Exercise instructions: Go line by line through the records below. Copy whichever lines contain the string "label".

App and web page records
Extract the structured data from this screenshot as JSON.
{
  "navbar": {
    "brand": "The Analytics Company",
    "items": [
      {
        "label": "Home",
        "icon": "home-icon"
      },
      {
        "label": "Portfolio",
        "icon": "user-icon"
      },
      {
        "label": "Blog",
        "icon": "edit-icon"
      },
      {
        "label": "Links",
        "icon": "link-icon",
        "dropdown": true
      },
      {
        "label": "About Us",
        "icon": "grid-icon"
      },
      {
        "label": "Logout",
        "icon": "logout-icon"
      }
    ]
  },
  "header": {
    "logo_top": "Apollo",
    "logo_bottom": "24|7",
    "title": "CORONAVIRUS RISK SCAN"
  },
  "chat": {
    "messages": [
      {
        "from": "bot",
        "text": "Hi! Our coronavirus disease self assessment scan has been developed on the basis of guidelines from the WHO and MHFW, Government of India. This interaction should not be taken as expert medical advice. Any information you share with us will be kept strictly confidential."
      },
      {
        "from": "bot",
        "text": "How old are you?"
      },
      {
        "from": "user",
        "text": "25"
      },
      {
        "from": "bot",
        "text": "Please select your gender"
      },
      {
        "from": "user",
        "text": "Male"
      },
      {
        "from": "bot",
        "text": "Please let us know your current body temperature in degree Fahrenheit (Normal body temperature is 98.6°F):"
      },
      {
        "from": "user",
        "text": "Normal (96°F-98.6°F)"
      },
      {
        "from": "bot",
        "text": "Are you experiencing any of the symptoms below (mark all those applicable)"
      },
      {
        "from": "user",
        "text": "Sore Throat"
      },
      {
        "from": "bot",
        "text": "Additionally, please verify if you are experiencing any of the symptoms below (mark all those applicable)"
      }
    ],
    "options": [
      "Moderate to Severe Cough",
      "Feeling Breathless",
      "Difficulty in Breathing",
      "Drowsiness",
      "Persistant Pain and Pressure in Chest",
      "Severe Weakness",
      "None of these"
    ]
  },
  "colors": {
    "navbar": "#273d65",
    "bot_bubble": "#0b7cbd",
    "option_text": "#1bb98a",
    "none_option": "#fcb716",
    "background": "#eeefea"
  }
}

Written reply:
        "label": "Home",
        "label": "Portfolio",
        "label": "Blog",
        "label": "Links",
        "label": "About Us",
        "label": "Logout",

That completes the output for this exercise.